But as long as that dismal horizon seems only a distant possibility, the powerful remain serene if not smug.

When possibility metamorphoses into probability, good judgment begins to disappear. The mood gets brittle. The prospect of life outside the pomp and perquisites of office makes ministers frantic, and sends chief ministers (as well as their mentors) into a frenzy.

What other explanation can there be for the crude decision in Andhra Pradesh to freeze the bank accounts of the Sakshi media group in the expectation that its print and audio-visual properties would collapse?

It is obvious that the Congress government in Hyderabad is in the throes of a terminal illness. The party is being taken apart by a nutcracker: Telengana is one handle, and the rising popularity of Jagan Reddy the other. The Congress is loath to acknowledge that both these handles are self-created.

….It is time its sympathisers told Congress that quasi-censorship does not work, for two reasons. Media has more resilience than governments imagine. It is also counterproductive, for in popular assessment it only exaggerates the impact of bad news. If you have something to hide, then it must truly be terrible. An odour turns into a stink, precisely because you are not allowed to gauge its level. The best recipe for media is to leave it alone. Some politicians cannot resist feeding it occasionally, and if this
feed is just information, no harm and perhaps some good done. The fate of governments is not determined by media. When governments die, it is always suicide, never murder.

Read the full column in the Dawn: Cats, whiskers and mice

US President Obama, age 21 subscribes Airtel from Nalgonda(AP)!

If the records of a private telecom operator are to be believed, then US President Barack Obama is a 21-year-old resident of Nalgonda in Andhra Pradesh. In a telling laxity of the telecom service providers in granting telephone connections to all and sundry without proper verification, a Nalgonda resident by the name of M Prasad secured a cellphone connection with the number 9177523297 by passing off the photograph of the US President as his.

To prevent such ludicrous irregularities from occurring in the future, the cops have suggested that TRAI should immediately ban the telecom service providers from activating the mobile connections through third party mechanism.

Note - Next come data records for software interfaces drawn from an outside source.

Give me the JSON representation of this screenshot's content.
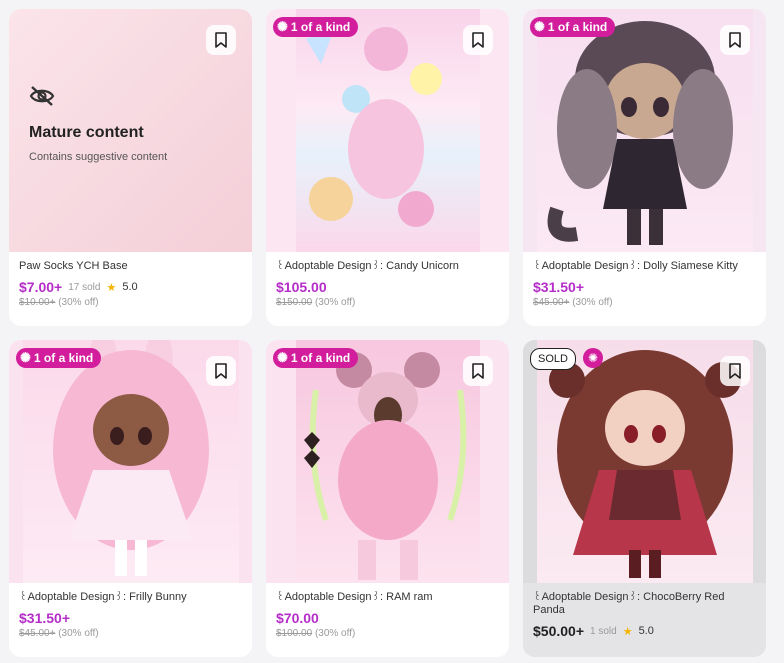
{
  "cards": [
    {
      "mature_title": "Mature content",
      "mature_subtitle": "Contains suggestive content",
      "title": "Paw Socks YCH Base",
      "price": "$7.00+",
      "sold": "17 sold",
      "rating": "5.0",
      "original_price": "$10.00+",
      "discount": "(30% off)"
    },
    {
      "badge": "1 of a kind",
      "title": "꒰Adoptable Design꒱: Candy Unicorn",
      "price": "$105.00",
      "original_price": "$150.00",
      "discount": "(30% off)"
    },
    {
      "badge": "1 of a kind",
      "title": "꒰Adoptable Design꒱: Dolly Siamese Kitty",
      "price": "$31.50+",
      "original_price": "$45.00+",
      "discount": "(30% off)"
    },
    {
      "badge": "1 of a kind",
      "title": "꒰Adoptable Design꒱: Frilly Bunny",
      "price": "$31.50+",
      "original_price": "$45.00+",
      "discount": "(30% off)"
    },
    {
      "badge": "1 of a kind",
      "title": "꒰Adoptable Design꒱: RAM ram",
      "price": "$70.00",
      "original_price": "$100.00",
      "discount": "(30% off)"
    },
    {
      "sold_badge": "SOLD",
      "title": "꒰Adoptable Design꒱: ChocoBerry Red Panda",
      "price": "$50.00+",
      "sold": "1 sold",
      "rating": "5.0"
    }
  ],
  "icons": {
    "bookmark": "bookmark-icon",
    "sparkle": "sparkle-icon",
    "star": "star-icon",
    "eye_slash": "eye-slash-icon"
  },
  "colors": {
    "price": "#b52dc8",
    "badge": "#d21e9c",
    "star": "#f5b400"
  }
}
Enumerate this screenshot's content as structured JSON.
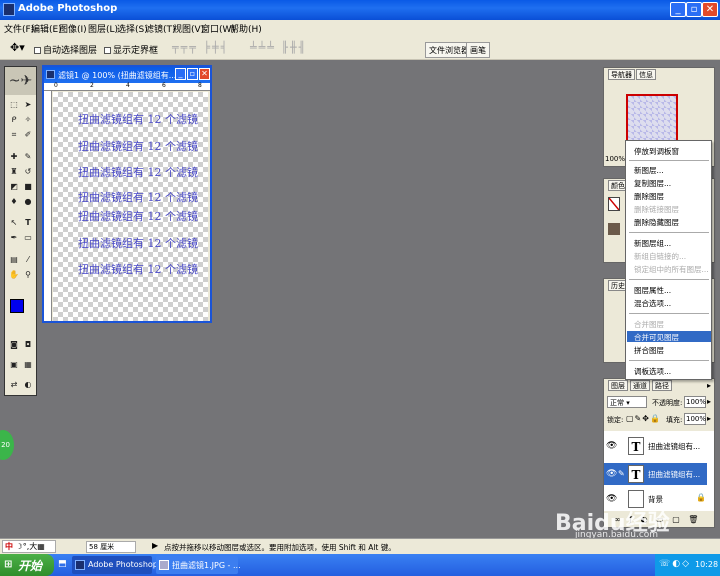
{
  "app": {
    "title": "Adobe Photoshop",
    "icon": "photoshop-icon"
  },
  "menubar": [
    "文件(F)",
    "编辑(E)",
    "图像(I)",
    "图层(L)",
    "选择(S)",
    "滤镜(T)",
    "视图(V)",
    "窗口(W)",
    "帮助(H)"
  ],
  "options": {
    "auto_select_layer": "自动选择图层",
    "show_bounding_box": "显示定界框",
    "tab_file_browser": "文件浏览器",
    "tab_brushes": "画笔"
  },
  "document": {
    "title": "滤镜1 @ 100% (扭曲滤镜组有...",
    "ruler_top": [
      "0",
      "2",
      "4",
      "6",
      "8"
    ],
    "lines": [
      "扭曲滤镜组有 12 个滤镜",
      "扭曲滤镜组有 12 个滤镜",
      "扭曲滤镜组有 12 个滤镜",
      "扭曲滤镜组有 12 个滤镜",
      "扭曲滤镜组有 12 个滤镜",
      "扭曲滤镜组有 12 个滤镜",
      "扭曲滤镜组有 12 个滤镜"
    ]
  },
  "navigator": {
    "tab_navigator": "导航器",
    "tab_info": "信息",
    "zoom": "100%"
  },
  "color_panel": {
    "tab_color": "颜色"
  },
  "history_panel": {
    "tab_history": "历史"
  },
  "context_menu": {
    "items": [
      {
        "label": "停放到调板窗",
        "disabled": false
      },
      {
        "label": "新图层...",
        "disabled": false
      },
      {
        "label": "复制图层...",
        "disabled": false
      },
      {
        "label": "删除图层",
        "disabled": false
      },
      {
        "label": "删除链接图层",
        "disabled": true
      },
      {
        "label": "删除隐藏图层",
        "disabled": false
      },
      {
        "label": "新图层组...",
        "disabled": false
      },
      {
        "label": "新组自链接的...",
        "disabled": true
      },
      {
        "label": "锁定组中的所有图层...",
        "disabled": true
      },
      {
        "label": "图层属性...",
        "disabled": false
      },
      {
        "label": "混合选项...",
        "disabled": false
      },
      {
        "label": "合并图层",
        "disabled": true
      },
      {
        "label": "合并可见图层",
        "disabled": false,
        "highlighted": true
      },
      {
        "label": "拼合图层",
        "disabled": false
      },
      {
        "label": "调板选项...",
        "disabled": false
      }
    ]
  },
  "layers_panel": {
    "tab_layers": "图层",
    "tab_channels": "通道",
    "tab_paths": "路径",
    "blend_mode": "正常",
    "opacity_label": "不透明度:",
    "opacity_value": "100%",
    "lock_label": "锁定:",
    "fill_label": "填充:",
    "fill_value": "100%",
    "layers": [
      {
        "name": "扭曲滤镜组有...",
        "type": "T",
        "selected": false
      },
      {
        "name": "扭曲滤镜组有...",
        "type": "T",
        "selected": true
      },
      {
        "name": "背景",
        "type": "",
        "selected": false
      }
    ]
  },
  "statusbar": {
    "zoom": "58 厘米",
    "hint": "点按并拖移以移动图层或选区。要用附加选项，使用 Shift 和 Alt 键。",
    "ime": "中"
  },
  "taskbar": {
    "start": "开始",
    "items": [
      "Adobe Photoshop",
      "扭曲滤镜1.JPG - ..."
    ],
    "clock": "10:28"
  },
  "watermark": {
    "text": "Baidu经验",
    "url": "jingyan.baidu.com"
  },
  "floating_badge": "20",
  "colors": {
    "titlebar": "#0a5ae6",
    "canvas_text": "#4a4ac8",
    "foreground": "#0000ee",
    "highlight": "#316ac5"
  }
}
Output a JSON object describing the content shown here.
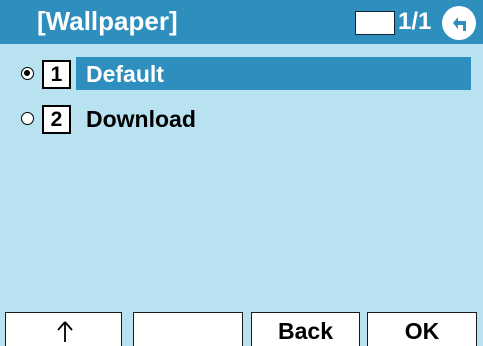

Read the full news: Man uses Barack Obama’s photo to get new mobile phone connection

Incredible India: A mini HYD in Kutch,Tirupati Balaji temple & Kutch-AP seva samaj !!!

A theatre in Gujarat’s Gandhidham village is showing the Telugu film Rachcha. The house is packed. Surprising? Kutch, India’s largest district, is home to a large number of people from Andhra Pradesh. At 60,000, Andhraites are the single largest non-local community in the Kutch. Most of these 60,000 Andhraites have migrated to Gujarat from the West Godavari, Visakhapatnam, Vizianagaram and Srikakulam.

A majority of the Andhraites here are second generation Telugu-speaking people whose ancestors had emigrated in the 1950s in search of employment. Trivia holds it that since there was no direct route to Kutch back then, they had to make a five- to six-stage journey and finally reached Jamnagar by sea.

“From the illiterate population working in the small scale industries, our people have come a long way,” said Mr Abis Jesudas, a local businessman. Primarily engaged in shipping and export sectors, Andhraites in Kutch are a thriving community accounting for a bulk of engineers and workers in the Kandla and Mundra ports.

“We try to preserve our social way of life,” said Mr Bokha Srinivas. “There is an Andhra Pradesh Vidyalaya School catering to our people, a Tirupati Balaji temple and Sai Baba temple as well.” N.T. Rayudu, who has his roots in West Godavari, said that theatres play latest Telugu films and local newspaper vendors supply Telugu newspapers.

The Andhraites have formed an umbrella organisation – Kutch Andhra Abhuydya Seva Samaj — to look after the social well being of the community. The Samaj organises a weekly Annadanam for the poor and also celebrates festivals like Ugadi with pomp. With no direct rail connectivity, going back to their roots in Andhra Pradesh is a nightmare for most. The Samaj has launched a campaign to petition the authorities concerned to establish a rail link with Andhra Pradesh. courtesy: Deccan Chronicle